* Task description *
Look through the material below and report every line that includes "iPod".

* Data extracts *
____
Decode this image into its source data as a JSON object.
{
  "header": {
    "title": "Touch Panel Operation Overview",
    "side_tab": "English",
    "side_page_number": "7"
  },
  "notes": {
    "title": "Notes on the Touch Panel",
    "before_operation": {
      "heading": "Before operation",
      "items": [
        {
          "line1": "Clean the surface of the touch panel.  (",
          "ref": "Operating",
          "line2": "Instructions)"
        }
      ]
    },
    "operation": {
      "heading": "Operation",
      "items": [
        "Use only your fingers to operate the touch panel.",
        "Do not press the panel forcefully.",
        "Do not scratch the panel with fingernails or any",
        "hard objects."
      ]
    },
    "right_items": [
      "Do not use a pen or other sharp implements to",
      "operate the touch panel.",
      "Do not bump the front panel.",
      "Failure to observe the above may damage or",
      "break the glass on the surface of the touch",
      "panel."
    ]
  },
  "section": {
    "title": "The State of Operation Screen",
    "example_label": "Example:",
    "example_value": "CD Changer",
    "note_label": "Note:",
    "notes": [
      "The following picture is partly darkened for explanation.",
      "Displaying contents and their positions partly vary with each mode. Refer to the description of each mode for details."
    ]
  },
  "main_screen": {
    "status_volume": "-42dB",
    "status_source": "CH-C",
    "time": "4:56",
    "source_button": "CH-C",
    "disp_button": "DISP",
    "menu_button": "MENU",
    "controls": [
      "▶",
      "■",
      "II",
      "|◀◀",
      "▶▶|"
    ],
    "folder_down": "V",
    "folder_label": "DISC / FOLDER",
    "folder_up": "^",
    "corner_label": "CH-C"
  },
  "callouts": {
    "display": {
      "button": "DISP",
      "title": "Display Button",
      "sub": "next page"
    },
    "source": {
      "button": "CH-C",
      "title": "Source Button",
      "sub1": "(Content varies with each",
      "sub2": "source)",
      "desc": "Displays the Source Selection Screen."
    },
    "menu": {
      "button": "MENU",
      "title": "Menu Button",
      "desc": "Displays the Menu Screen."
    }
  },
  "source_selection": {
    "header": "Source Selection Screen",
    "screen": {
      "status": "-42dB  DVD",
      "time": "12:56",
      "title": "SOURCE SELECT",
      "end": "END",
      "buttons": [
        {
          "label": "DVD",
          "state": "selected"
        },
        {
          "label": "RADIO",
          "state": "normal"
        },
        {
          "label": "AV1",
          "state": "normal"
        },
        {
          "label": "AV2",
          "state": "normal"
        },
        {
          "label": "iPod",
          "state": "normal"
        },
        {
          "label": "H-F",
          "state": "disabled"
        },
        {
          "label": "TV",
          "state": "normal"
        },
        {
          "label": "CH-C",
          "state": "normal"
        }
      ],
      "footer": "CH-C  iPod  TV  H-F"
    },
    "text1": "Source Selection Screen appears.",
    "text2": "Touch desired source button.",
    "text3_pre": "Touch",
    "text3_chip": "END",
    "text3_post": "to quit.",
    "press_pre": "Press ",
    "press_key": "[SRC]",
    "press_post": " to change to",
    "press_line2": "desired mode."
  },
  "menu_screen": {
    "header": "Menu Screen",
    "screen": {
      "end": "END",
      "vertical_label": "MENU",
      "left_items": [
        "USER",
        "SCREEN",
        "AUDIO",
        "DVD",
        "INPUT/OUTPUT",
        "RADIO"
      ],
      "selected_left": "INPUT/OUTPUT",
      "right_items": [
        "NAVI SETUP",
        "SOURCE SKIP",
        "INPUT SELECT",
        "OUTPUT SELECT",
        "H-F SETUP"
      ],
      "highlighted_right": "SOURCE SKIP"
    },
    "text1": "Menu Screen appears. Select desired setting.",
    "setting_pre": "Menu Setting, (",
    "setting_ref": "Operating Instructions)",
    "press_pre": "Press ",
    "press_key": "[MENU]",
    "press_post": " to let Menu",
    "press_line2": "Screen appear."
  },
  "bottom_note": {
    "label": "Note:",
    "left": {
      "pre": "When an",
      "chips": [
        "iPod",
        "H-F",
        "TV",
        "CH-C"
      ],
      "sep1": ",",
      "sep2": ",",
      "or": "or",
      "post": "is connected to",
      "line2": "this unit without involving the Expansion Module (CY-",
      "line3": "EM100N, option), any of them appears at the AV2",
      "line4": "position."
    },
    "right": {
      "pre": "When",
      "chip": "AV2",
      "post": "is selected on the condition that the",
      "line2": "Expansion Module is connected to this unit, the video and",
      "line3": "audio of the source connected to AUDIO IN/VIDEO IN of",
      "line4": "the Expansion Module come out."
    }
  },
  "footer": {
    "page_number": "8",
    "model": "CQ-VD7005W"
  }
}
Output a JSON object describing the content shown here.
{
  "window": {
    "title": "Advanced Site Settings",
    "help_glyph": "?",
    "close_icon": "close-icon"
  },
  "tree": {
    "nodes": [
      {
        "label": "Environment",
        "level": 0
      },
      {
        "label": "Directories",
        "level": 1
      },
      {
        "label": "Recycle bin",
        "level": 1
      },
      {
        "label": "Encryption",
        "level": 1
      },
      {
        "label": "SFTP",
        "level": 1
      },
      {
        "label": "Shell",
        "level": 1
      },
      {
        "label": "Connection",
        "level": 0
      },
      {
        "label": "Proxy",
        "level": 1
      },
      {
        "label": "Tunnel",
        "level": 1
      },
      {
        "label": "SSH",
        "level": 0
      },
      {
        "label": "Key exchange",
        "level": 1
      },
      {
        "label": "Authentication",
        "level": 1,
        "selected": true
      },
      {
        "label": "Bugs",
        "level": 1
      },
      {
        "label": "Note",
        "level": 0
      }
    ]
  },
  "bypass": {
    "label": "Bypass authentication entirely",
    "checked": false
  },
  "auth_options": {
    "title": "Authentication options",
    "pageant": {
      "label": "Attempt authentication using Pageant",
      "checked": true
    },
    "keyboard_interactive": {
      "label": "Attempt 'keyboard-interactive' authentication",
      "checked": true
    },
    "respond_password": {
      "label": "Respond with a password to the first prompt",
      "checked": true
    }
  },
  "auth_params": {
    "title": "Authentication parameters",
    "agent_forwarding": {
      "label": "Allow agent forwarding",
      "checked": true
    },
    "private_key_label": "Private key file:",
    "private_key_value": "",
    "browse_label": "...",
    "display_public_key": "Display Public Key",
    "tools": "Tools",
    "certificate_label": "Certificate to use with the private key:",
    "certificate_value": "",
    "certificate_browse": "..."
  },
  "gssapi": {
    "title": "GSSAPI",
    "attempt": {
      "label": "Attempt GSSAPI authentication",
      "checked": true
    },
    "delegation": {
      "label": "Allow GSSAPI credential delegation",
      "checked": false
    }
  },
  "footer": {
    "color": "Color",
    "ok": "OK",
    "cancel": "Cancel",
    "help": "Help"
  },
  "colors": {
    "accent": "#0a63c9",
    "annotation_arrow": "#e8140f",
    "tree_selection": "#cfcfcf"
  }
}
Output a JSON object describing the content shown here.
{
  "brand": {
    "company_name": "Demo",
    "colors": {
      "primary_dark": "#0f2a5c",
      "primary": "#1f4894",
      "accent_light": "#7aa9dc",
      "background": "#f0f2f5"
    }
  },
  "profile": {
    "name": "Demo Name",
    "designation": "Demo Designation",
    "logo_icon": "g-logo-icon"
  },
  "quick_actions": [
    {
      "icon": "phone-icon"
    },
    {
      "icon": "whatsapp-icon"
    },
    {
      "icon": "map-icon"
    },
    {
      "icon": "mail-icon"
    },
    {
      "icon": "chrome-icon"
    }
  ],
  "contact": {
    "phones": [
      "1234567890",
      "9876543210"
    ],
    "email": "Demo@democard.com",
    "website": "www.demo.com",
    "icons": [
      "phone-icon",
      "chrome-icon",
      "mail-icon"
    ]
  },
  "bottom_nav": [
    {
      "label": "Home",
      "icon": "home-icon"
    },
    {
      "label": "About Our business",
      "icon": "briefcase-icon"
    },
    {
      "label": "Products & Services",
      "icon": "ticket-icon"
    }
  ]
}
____
* Task result *
          "label": "iPod",
      "footer": "CH-C  iPod  TV  H-F"
        "iPod",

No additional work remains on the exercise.